In the records below, find each line that holds "August" and return it.

┄┄┄┄┄┄┄┄┄┄

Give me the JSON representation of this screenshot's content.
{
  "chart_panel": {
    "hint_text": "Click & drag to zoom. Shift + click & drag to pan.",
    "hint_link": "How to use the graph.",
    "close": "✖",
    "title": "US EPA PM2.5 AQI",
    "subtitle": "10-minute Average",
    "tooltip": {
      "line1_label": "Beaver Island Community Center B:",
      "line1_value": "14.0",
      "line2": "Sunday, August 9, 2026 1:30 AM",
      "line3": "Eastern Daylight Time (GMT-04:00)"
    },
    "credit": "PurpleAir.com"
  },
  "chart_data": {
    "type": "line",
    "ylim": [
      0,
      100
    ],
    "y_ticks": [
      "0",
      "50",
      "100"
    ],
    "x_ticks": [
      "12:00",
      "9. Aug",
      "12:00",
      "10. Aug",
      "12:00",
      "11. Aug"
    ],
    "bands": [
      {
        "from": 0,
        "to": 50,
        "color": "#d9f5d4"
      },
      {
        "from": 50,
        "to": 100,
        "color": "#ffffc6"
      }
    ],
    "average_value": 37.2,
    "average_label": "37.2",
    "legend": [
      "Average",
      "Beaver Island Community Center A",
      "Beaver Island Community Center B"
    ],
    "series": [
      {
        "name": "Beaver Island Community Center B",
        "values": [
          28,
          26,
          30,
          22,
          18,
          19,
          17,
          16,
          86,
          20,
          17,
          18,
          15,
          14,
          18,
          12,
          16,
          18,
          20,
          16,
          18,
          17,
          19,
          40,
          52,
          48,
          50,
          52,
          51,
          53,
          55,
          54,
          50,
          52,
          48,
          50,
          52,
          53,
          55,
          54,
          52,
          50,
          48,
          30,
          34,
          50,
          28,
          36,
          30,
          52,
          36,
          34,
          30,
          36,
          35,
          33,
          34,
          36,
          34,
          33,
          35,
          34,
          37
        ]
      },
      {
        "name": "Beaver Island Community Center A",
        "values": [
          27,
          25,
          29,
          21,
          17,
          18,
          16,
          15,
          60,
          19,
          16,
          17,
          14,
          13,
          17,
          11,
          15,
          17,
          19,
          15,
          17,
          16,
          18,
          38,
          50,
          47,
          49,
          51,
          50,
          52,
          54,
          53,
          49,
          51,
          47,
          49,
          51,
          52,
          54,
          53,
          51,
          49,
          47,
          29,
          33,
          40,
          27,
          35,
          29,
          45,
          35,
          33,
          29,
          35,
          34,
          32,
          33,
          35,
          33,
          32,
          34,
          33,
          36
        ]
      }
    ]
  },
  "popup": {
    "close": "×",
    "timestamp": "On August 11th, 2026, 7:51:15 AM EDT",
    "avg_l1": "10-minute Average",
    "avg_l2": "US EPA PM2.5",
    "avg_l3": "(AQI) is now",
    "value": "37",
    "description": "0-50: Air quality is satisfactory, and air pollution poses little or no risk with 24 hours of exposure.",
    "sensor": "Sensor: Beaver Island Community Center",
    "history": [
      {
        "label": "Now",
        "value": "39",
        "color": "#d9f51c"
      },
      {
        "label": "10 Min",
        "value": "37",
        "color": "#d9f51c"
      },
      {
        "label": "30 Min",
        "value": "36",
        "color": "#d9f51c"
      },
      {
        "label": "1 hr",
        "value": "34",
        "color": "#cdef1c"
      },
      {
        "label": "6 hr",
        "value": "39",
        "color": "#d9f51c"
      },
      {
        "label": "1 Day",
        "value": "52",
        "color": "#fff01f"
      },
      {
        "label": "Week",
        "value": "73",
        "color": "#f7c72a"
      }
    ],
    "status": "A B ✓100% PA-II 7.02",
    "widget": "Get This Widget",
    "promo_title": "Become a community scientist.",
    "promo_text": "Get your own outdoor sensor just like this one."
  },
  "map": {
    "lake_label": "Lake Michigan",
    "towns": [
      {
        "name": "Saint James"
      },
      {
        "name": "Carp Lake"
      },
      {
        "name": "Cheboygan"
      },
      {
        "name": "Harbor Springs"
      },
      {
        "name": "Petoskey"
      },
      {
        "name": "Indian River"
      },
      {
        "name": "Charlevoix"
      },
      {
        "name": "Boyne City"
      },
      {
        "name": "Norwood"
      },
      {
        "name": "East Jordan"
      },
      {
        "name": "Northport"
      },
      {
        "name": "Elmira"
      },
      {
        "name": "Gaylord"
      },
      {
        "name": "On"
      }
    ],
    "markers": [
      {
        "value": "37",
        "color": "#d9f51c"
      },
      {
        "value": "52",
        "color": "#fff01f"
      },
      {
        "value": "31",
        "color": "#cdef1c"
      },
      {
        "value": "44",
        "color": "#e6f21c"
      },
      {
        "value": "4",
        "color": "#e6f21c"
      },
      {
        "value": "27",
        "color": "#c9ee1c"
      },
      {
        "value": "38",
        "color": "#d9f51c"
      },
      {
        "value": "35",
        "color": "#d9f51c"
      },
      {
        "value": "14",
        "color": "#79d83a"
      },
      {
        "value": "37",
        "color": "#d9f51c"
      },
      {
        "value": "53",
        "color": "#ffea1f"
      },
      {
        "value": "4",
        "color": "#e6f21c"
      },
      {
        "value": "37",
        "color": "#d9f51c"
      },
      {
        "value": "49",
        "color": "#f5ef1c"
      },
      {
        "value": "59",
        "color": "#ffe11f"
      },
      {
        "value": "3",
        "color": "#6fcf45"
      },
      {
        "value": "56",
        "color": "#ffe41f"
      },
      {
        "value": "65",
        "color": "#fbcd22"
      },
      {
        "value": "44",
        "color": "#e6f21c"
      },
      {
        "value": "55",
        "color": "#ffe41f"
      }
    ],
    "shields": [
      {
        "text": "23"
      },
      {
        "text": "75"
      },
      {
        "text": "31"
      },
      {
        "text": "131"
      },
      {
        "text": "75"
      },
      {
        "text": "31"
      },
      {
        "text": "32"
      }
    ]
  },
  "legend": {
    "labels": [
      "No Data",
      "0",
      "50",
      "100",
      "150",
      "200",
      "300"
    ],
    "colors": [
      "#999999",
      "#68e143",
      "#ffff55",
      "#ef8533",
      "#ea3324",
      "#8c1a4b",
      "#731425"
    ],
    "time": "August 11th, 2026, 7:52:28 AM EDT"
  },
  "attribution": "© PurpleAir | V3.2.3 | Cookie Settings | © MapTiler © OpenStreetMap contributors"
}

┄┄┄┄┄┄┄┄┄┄

*TASK ANSWER*
      "line2": "Sunday, August 9, 2026 1:30 AM",
    "timestamp": "On August 11th, 2026, 7:51:15 AM EDT",
    "time": "August 11th, 2026, 7:52:28 AM EDT"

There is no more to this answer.